Alexander Blok was born in St Petersburg, Russia on 16th November, 1880. His father was Professor of Law at the University of Warsaw.
Blok studied philology at the University of Petersburg. While a student he began writing poetry and his first collection, Verses About the Lady Beautiful, was published in 1904. This was followed by The City (1906) and Mask of Snow (1907). In his poems Blok argued that Russia's "individualistic civilization, devoid of wholeness, had collapsed together with humanism and its ethical values".
As a student Blok had taken part in the 1905 Revolution and he also welcomed the October Revolution. This was reflected in his poem about the Red Guards, The Twelve (1918), which many critics believe to be his most important literary work.
Victor Serge argued that: "Blok was a gentlemanly Westerner, rather like an Englishman, blue-eyed and with a long, serious face that hardly ever smiled. He was was restrained in his gestures, with a fine dignity about him. Ever since the rise of Symbolism, fifteen years ago, he had been the foremost Russian poet."
Blok worked closely with Maxim Gorky and Anatoli Lunacharsky, the People's Commissar for Education and Enlightenment, after the revolution. Alexander Blok died on 7th August, 1921. Victor Serge claimed that Blok's death was brought about by the food shortages in Russia during the Civil War.
In Blok's view, our individualistic civilization, devoid of wholeness, had collapsed together with humanism and its ethical values. It would be replaced by barbaric masses, untouched by "civilization", who had preserved the "spirit of music" and would bring a new culture with them.
Block's undoubted masterpiece is The Twelve (1918), a poem on the October Revolution. The work opens with a series of images of the defeated old order: a fat bourgeois with his face muffled in his collar, a priest, a tattered sign proclaiming "All power for the Constituent Assembly!" and, towards the end, a mangy mongrel dog. The heroes, twelve Red guardsmen, march along, quarrelling and shooting. They kill a prostitute who passes by, the faithless mistress of one of their group. As they march on through the frost and blinding snow, Christ appears at their head, as if to lead them.

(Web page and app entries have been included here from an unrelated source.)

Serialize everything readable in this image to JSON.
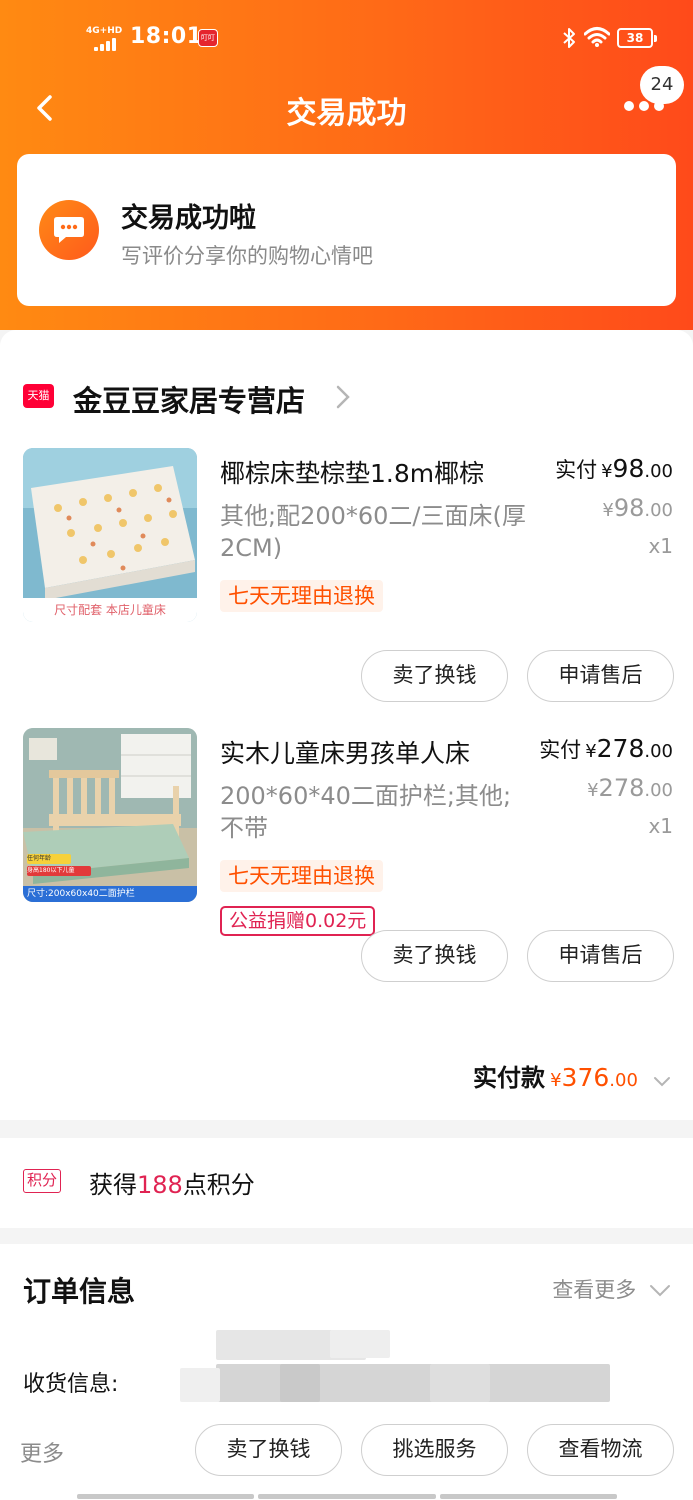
{
  "status_bar": {
    "network": "4G+HD",
    "time": "18:01",
    "app_badge": "叮叮",
    "battery": "38"
  },
  "nav": {
    "title": "交易成功",
    "badge_count": "24"
  },
  "success_card": {
    "title": "交易成功啦",
    "subtitle": "写评价分享你的购物心情吧"
  },
  "store": {
    "platform_tag": "天猫",
    "name": "金豆豆家居专营店"
  },
  "items": [
    {
      "title": "椰棕床垫棕垫1.8m椰棕",
      "spec": "其他;配200*60二/三面床(厚2CM)",
      "paid_label": "实付",
      "paid_currency": "¥",
      "paid_int": "98",
      "paid_dec": ".00",
      "orig_currency": "¥",
      "orig_int": "98",
      "orig_dec": ".00",
      "qty": "x1",
      "return_tag": "七天无理由退换",
      "thumb_caption": "尺寸配套 本店儿童床",
      "sell_button": "卖了换钱",
      "after_sale_button": "申请售后"
    },
    {
      "title": "实木儿童床男孩单人床",
      "spec": "200*60*40二面护栏;其他;不带",
      "paid_label": "实付",
      "paid_currency": "¥",
      "paid_int": "278",
      "paid_dec": ".00",
      "orig_currency": "¥",
      "orig_int": "278",
      "orig_dec": ".00",
      "qty": "x1",
      "return_tag": "七天无理由退换",
      "charity_tag": "公益捐赠0.02元",
      "thumb_caption": "尺寸:200x60x40二面护栏",
      "thumb_sticker_1": "任何年龄",
      "thumb_sticker_2": "身高180以下儿童",
      "sell_button": "卖了换钱",
      "after_sale_button": "申请售后"
    }
  ],
  "total": {
    "label": "实付款",
    "currency": "¥",
    "int": "376",
    "dec": ".00"
  },
  "points": {
    "icon_text": "积分",
    "prefix": "获得",
    "amount": "188",
    "suffix": "点积分"
  },
  "order_info": {
    "title": "订单信息",
    "view_more": "查看更多",
    "shipping_label": "收货信息:"
  },
  "bottom_bar": {
    "more": "更多",
    "sell": "卖了换钱",
    "service": "挑选服务",
    "logistics": "查看物流"
  },
  "colors": {
    "header_start": "#ff8a12",
    "header_end": "#ff4a1a",
    "price_accent": "#ff5000",
    "tmall_red": "#ff0036",
    "charity_red": "#e02352"
  },
  "icons": {
    "back": "back-arrow-icon",
    "more": "more-dots-icon",
    "chat": "chat-bubble-icon",
    "chevron_right": "chevron-right-icon",
    "chevron_down": "chevron-down-icon",
    "bluetooth": "bluetooth-icon",
    "wifi": "wifi-icon"
  }
}
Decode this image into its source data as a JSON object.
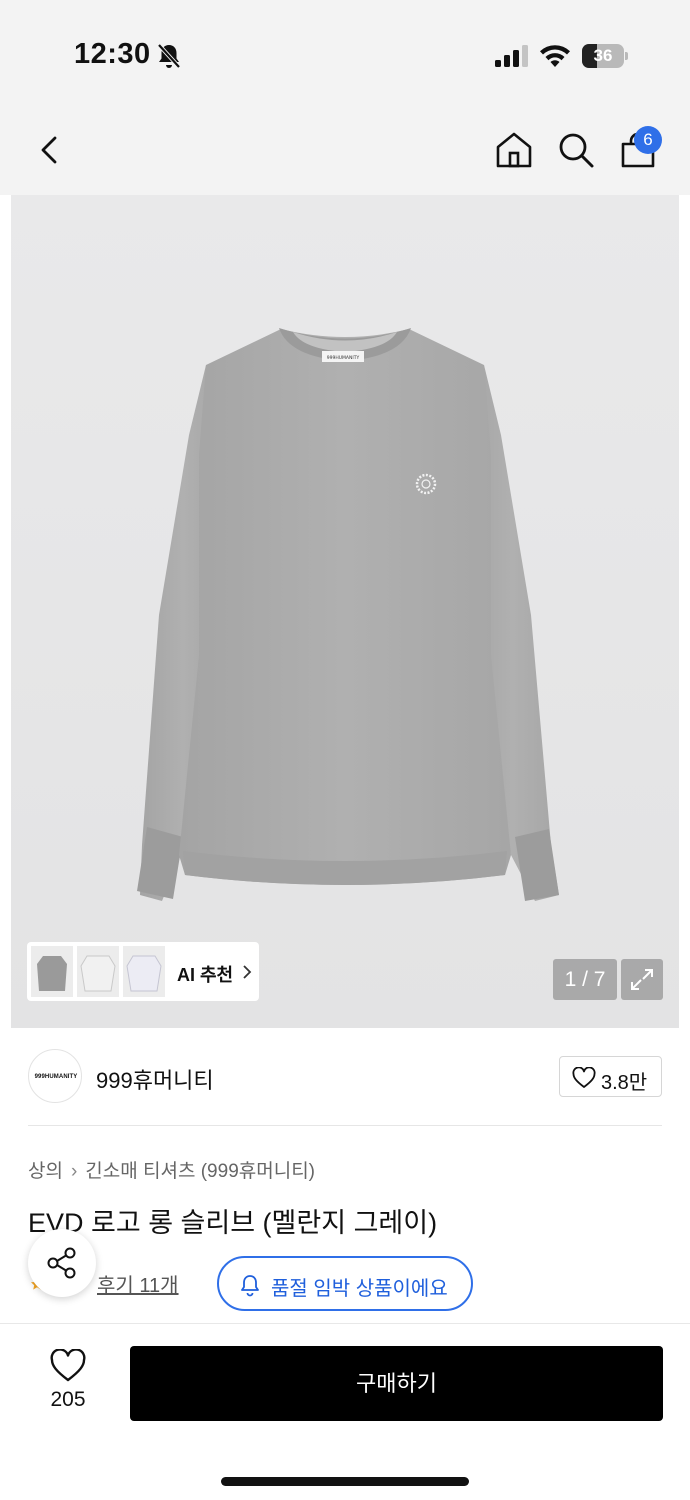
{
  "status_bar": {
    "time": "12:30",
    "battery_level": "36",
    "battery_fraction": 0.36,
    "icons": [
      "bell-off-icon",
      "cellular-signal-icon",
      "wifi-icon",
      "battery-icon"
    ]
  },
  "nav": {
    "cart_count": "6",
    "icons": [
      "back-icon",
      "home-icon",
      "search-icon",
      "shopping-bag-icon"
    ]
  },
  "gallery": {
    "shirt_brand_label": "999HUMANITY",
    "ai_recommend_label": "AI 추천",
    "page_counter": "1 / 7",
    "thumbnail_count": 3
  },
  "brand": {
    "logo_text": "999HUMANITY",
    "name": "999휴머니티",
    "like_count": "3.8만"
  },
  "product": {
    "breadcrumb": [
      "상의",
      "긴소매 티셔츠 (999휴머니티)"
    ],
    "title": "EVD 로고 롱 슬리브 (멜란지 그레이)",
    "review_label": "후기 11개",
    "stock_notice": "품절 임박 상품이에요"
  },
  "bottom_bar": {
    "wish_count": "205",
    "buy_label": "구매하기"
  },
  "colors": {
    "accent_blue": "#2f6fe8",
    "buy_button": "#000000",
    "image_bg": "#e6e6e7"
  }
}
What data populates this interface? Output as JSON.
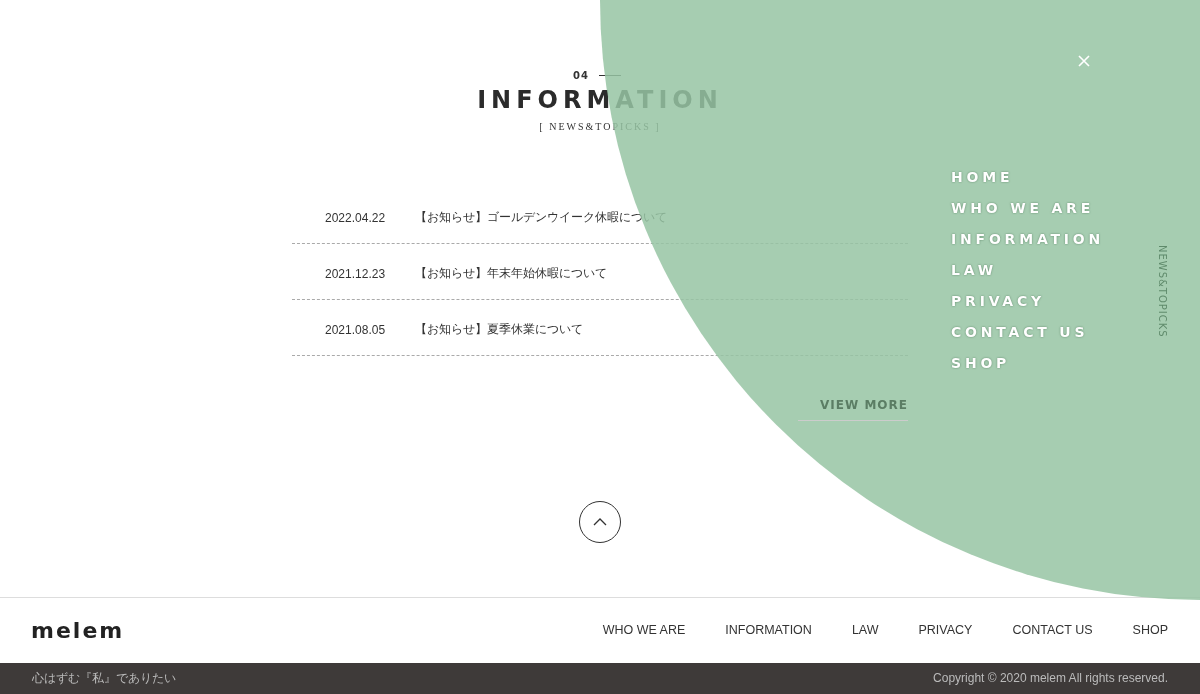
{
  "section": {
    "number": "04",
    "title": "INFORMATION",
    "subtitle": "[ NEWS&TOPICKS ]"
  },
  "news": [
    {
      "date": "2022.04.22",
      "title": "【お知らせ】ゴールデンウイーク休暇について"
    },
    {
      "date": "2021.12.23",
      "title": "【お知らせ】年末年始休暇について"
    },
    {
      "date": "2021.08.05",
      "title": "【お知らせ】夏季休業について"
    }
  ],
  "view_more": "VIEW MORE",
  "menu": {
    "items": [
      "HOME",
      "WHO WE ARE",
      "INFORMATION",
      "LAW",
      "PRIVACY",
      "CONTACT US",
      "SHOP"
    ],
    "side_label": "NEWS&TOPICKS"
  },
  "footer": {
    "logo": "melem",
    "nav": [
      "WHO WE ARE",
      "INFORMATION",
      "LAW",
      "PRIVACY",
      "CONTACT US",
      "SHOP"
    ],
    "tagline": "心はずむ『私』でありたい",
    "copyright": "Copyright © 2020 melem All rights reserved."
  }
}
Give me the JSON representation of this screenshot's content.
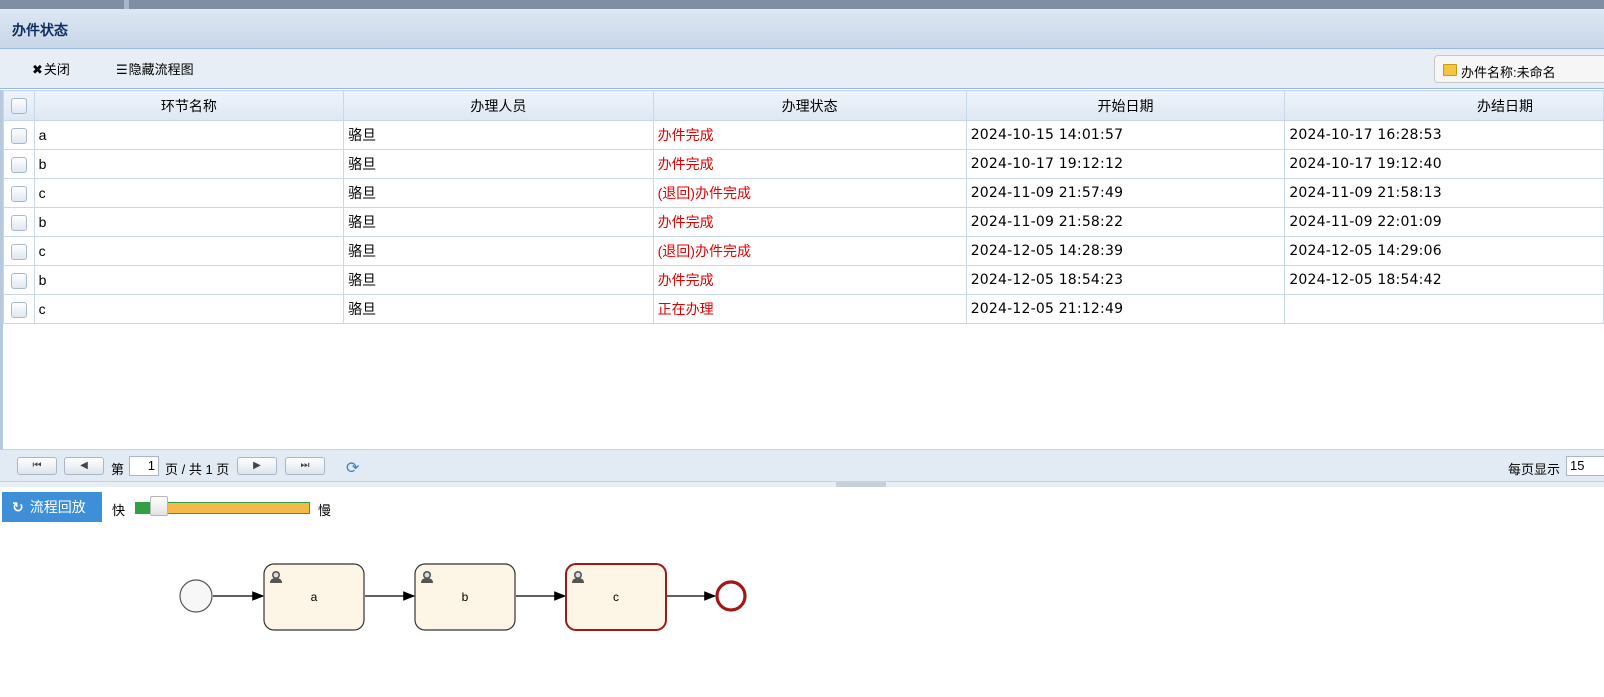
{
  "panel": {
    "title": "办件状态"
  },
  "toolbar": {
    "close_label": "关闭",
    "hide_label": "隐藏流程图",
    "file_name_label": "办件名称:未命名"
  },
  "grid": {
    "columns": [
      "环节名称",
      "办理人员",
      "办理状态",
      "开始日期",
      "办结日期"
    ],
    "rows": [
      {
        "step": "a",
        "handler": "骆旦",
        "status": "办件完成",
        "start": "2024-10-15 14:01:57",
        "end": "2024-10-17 16:28:53"
      },
      {
        "step": "b",
        "handler": "骆旦",
        "status": "办件完成",
        "start": "2024-10-17 19:12:12",
        "end": "2024-10-17 19:12:40"
      },
      {
        "step": "c",
        "handler": "骆旦",
        "status": "(退回)办件完成",
        "start": "2024-11-09 21:57:49",
        "end": "2024-11-09 21:58:13"
      },
      {
        "step": "b",
        "handler": "骆旦",
        "status": "办件完成",
        "start": "2024-11-09 21:58:22",
        "end": "2024-11-09 22:01:09"
      },
      {
        "step": "c",
        "handler": "骆旦",
        "status": "(退回)办件完成",
        "start": "2024-12-05 14:28:39",
        "end": "2024-12-05 14:29:06"
      },
      {
        "step": "b",
        "handler": "骆旦",
        "status": "办件完成",
        "start": "2024-12-05 18:54:23",
        "end": "2024-12-05 18:54:42"
      },
      {
        "step": "c",
        "handler": "骆旦",
        "status": "正在办理",
        "start": "2024-12-05 21:12:49",
        "end": ""
      }
    ]
  },
  "pager": {
    "page_prefix": "第",
    "current_page": "1",
    "page_suffix": "页 / 共 1 页",
    "per_page_label": "每页显示",
    "per_page_value": "15"
  },
  "replay": {
    "button_label": "流程回放",
    "fast_label": "快",
    "slow_label": "慢",
    "speed_fraction": 0.08
  },
  "flow": {
    "nodes": [
      "a",
      "b",
      "c"
    ],
    "active_node": "c"
  },
  "colors": {
    "status_red": "#e50000",
    "accent_blue": "#3d8fd8",
    "task_fill": "#fdf5e5",
    "end_event": "#a01818"
  }
}
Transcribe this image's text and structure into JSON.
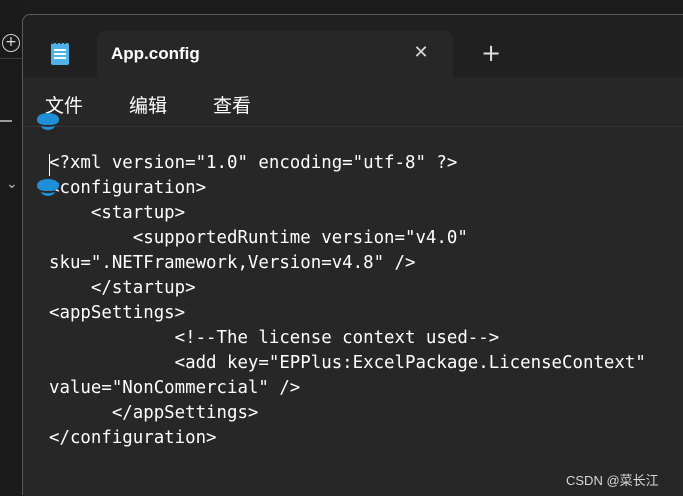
{
  "tab": {
    "title": "App.config"
  },
  "menu": {
    "items": [
      "文件",
      "编辑",
      "查看"
    ]
  },
  "editor": {
    "lines": [
      "<?xml version=\"1.0\" encoding=\"utf-8\" ?>",
      "<configuration>",
      "    <startup>",
      "        <supportedRuntime version=\"v4.0\"",
      "sku=\".NETFramework,Version=v4.8\" />",
      "    </startup>",
      "<appSettings>",
      "            <!--The license context used-->",
      "            <add key=\"EPPlus:ExcelPackage.LicenseContext\"",
      "value=\"NonCommercial\" />",
      "      </appSettings>",
      "</configuration>"
    ]
  },
  "watermark": "CSDN @菜长江",
  "icons": {
    "app": "notepad-icon",
    "close": "close-icon",
    "new_tab": "plus-icon",
    "behind_window_add": "add-circle-icon"
  }
}
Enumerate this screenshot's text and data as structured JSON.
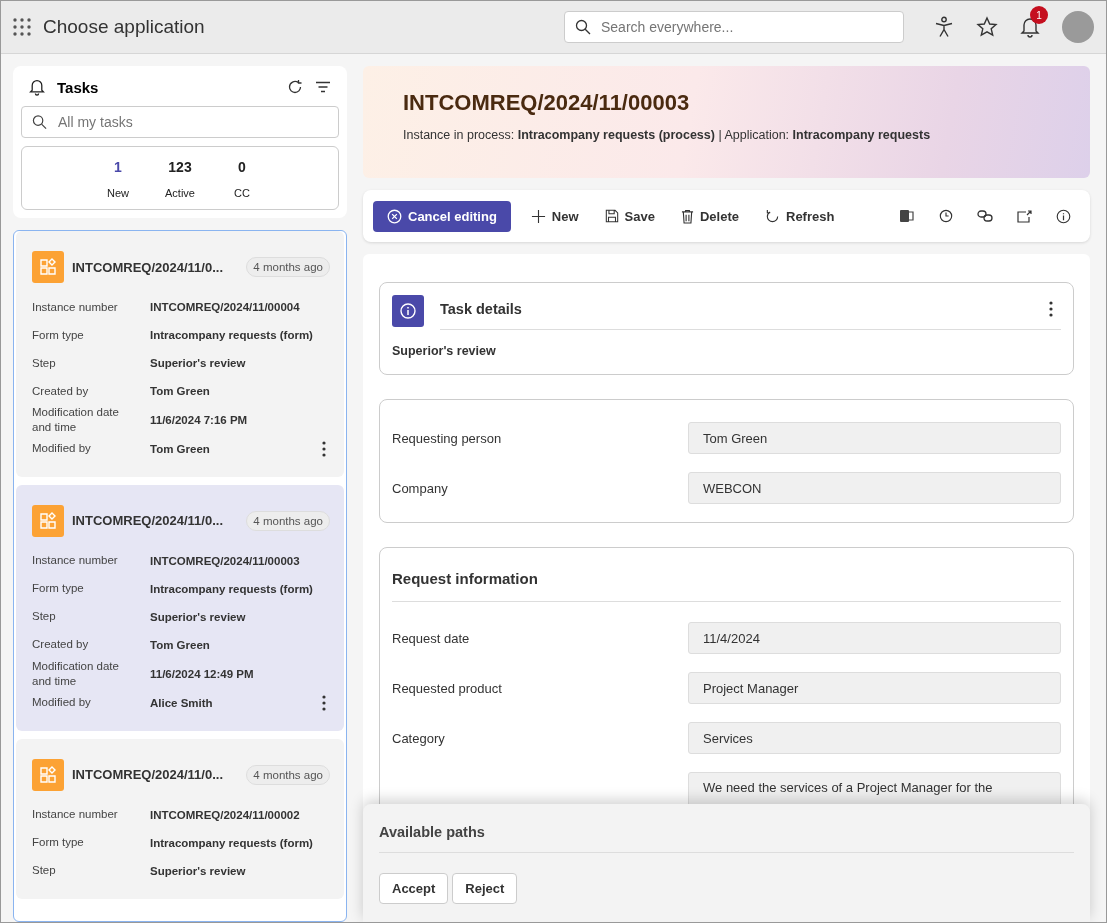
{
  "topbar": {
    "title": "Choose application",
    "search": {
      "placeholder": "Search everywhere..."
    },
    "notification_count": "1"
  },
  "tasks": {
    "title": "Tasks",
    "search": {
      "placeholder": "All my tasks"
    },
    "counters": [
      {
        "value": "1",
        "label": "New",
        "highlight": true
      },
      {
        "value": "123",
        "label": "Active",
        "highlight": false
      },
      {
        "value": "0",
        "label": "CC",
        "highlight": false
      }
    ],
    "cards": [
      {
        "title": "INTCOMREQ/2024/11/0...",
        "age": "4 months ago",
        "selected": false,
        "fields": [
          {
            "label": "Instance number",
            "value": "INTCOMREQ/2024/11/00004"
          },
          {
            "label": "Form type",
            "value": "Intracompany requests (form)"
          },
          {
            "label": "Step",
            "value": "Superior's review"
          },
          {
            "label": "Created by",
            "value": "Tom Green"
          },
          {
            "label": "Modification date and time",
            "value": "11/6/2024 7:16 PM"
          },
          {
            "label": "Modified by",
            "value": "Tom Green"
          }
        ]
      },
      {
        "title": "INTCOMREQ/2024/11/0...",
        "age": "4 months ago",
        "selected": true,
        "fields": [
          {
            "label": "Instance number",
            "value": "INTCOMREQ/2024/11/00003"
          },
          {
            "label": "Form type",
            "value": "Intracompany requests (form)"
          },
          {
            "label": "Step",
            "value": "Superior's review"
          },
          {
            "label": "Created by",
            "value": "Tom Green"
          },
          {
            "label": "Modification date and time",
            "value": "11/6/2024 12:49 PM"
          },
          {
            "label": "Modified by",
            "value": "Alice Smith"
          }
        ]
      },
      {
        "title": "INTCOMREQ/2024/11/0...",
        "age": "4 months ago",
        "selected": false,
        "fields": [
          {
            "label": "Instance number",
            "value": "INTCOMREQ/2024/11/00002"
          },
          {
            "label": "Form type",
            "value": "Intracompany requests (form)"
          },
          {
            "label": "Step",
            "value": "Superior's review"
          }
        ]
      }
    ]
  },
  "header": {
    "title": "INTCOMREQ/2024/11/00003",
    "info": "Instance in process: **Intracompany requests (process)** | Application: **Intracompany requests**"
  },
  "toolbar": {
    "buttons": [
      {
        "kind": "primary",
        "label": "Cancel editing"
      },
      {
        "kind": "new",
        "label": "New"
      },
      {
        "kind": "save",
        "label": "Save"
      },
      {
        "kind": "delete",
        "label": "Delete"
      },
      {
        "kind": "refresh",
        "label": "Refresh"
      }
    ]
  },
  "task_details": {
    "title": "Task details",
    "step": "Superior's review"
  },
  "basic_fields": [
    {
      "label": "Requesting person",
      "value": "Tom Green"
    },
    {
      "label": "Company",
      "value": "WEBCON"
    }
  ],
  "request_information": {
    "title": "Request information",
    "fields": [
      {
        "label": "Request date",
        "value": "11/4/2024"
      },
      {
        "label": "Requested product",
        "value": "Project Manager"
      },
      {
        "label": "Category",
        "value": "Services"
      }
    ],
    "description": {
      "value": "We need the services of a Project Manager for the"
    }
  },
  "paths": {
    "title": "Available paths",
    "buttons": [
      "Accept",
      "Reject"
    ]
  }
}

Apparently Christ serves to consecrate the revolutionary activity of the Red guardsmen (whose number - twelve - recalls Christ's disciples). Christ may also symbolize the victory of the Revolution over the Russian Empire, in which Blok saw the heir of the Roman Empire, in which Blok saw the heir of the Roman Empire, in its own day conquered by the revolutionary force of Christianity. Blok embraced the 1917 Revolution because he believed that it would purify Russia through suffering and give her a new spiritual birth.
In 1921 another of our greatest poets was dying of debility, which was the same thing as starvation: Alexander Blok, at the age of forty-one. I knew him only slightly, but admired him boundlessly. Together with Andrei Bely and Sergy Yesenin he had inspired the mystical vision of the Revolution: "the Christ crowned with roses" who, "invisible and silent", walks in the snow-storm before the Twelve Red Guards, soldiers in peak-caps whose rifles are aimed at the city's shadows.
Blok was a gentlemanly Westerner, rather like an Englishman, blue-eyed and with a long, serious face that hardly ever smiled. He was was restrained in his gestures, with a fine dignity about him. Ever since the rise of Symbolism, fifteen years ago, he had been the foremost Russian poet.